### EXERCISE INPUT
-=-=-

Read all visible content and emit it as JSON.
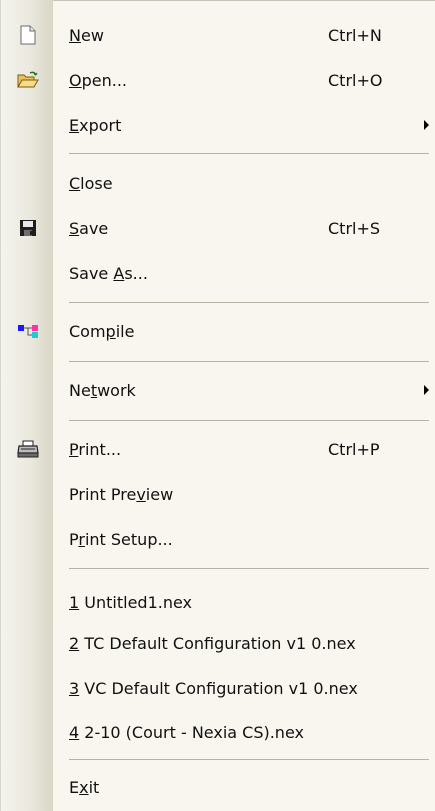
{
  "menu": {
    "items": [
      {
        "id": "new",
        "pre": "",
        "u": "N",
        "post": "ew",
        "shortcut": "Ctrl+N",
        "icon": "new-document-icon"
      },
      {
        "id": "open",
        "pre": "",
        "u": "O",
        "post": "pen...",
        "shortcut": "Ctrl+O",
        "icon": "open-folder-icon"
      },
      {
        "id": "export",
        "pre": "",
        "u": "E",
        "post": "xport",
        "submenu": true
      },
      {
        "id": "close",
        "pre": "",
        "u": "C",
        "post": "lose"
      },
      {
        "id": "save",
        "pre": "",
        "u": "S",
        "post": "ave",
        "shortcut": "Ctrl+S",
        "icon": "floppy-disk-icon"
      },
      {
        "id": "save-as",
        "pre": "Save ",
        "u": "A",
        "post": "s..."
      },
      {
        "id": "compile",
        "pre": "Com",
        "u": "p",
        "post": "ile",
        "icon": "compile-icon"
      },
      {
        "id": "network",
        "pre": "Ne",
        "u": "t",
        "post": "work",
        "submenu": true
      },
      {
        "id": "print",
        "pre": "",
        "u": "P",
        "post": "rint...",
        "shortcut": "Ctrl+P",
        "icon": "printer-icon"
      },
      {
        "id": "print-preview",
        "pre": "Print Pre",
        "u": "v",
        "post": "iew"
      },
      {
        "id": "print-setup",
        "pre": "P",
        "u": "r",
        "post": "int Setup..."
      },
      {
        "id": "recent-1",
        "pre": "",
        "u": "1",
        "post": " Untitled1.nex"
      },
      {
        "id": "recent-2",
        "pre": "",
        "u": "2",
        "post": " TC Default Configuration v1 0.nex"
      },
      {
        "id": "recent-3",
        "pre": "",
        "u": "3",
        "post": " VC Default Configuration v1 0.nex"
      },
      {
        "id": "recent-4",
        "pre": "",
        "u": "4",
        "post": " 2-10 (Court - Nexia CS).nex"
      },
      {
        "id": "exit",
        "pre": "E",
        "u": "x",
        "post": "it"
      }
    ]
  }
}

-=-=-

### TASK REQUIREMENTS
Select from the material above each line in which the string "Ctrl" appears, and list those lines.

### TASK RESPONSE
        "shortcut": "Ctrl+N",
        "shortcut": "Ctrl+O",
        "shortcut": "Ctrl+S",
        "shortcut": "Ctrl+P",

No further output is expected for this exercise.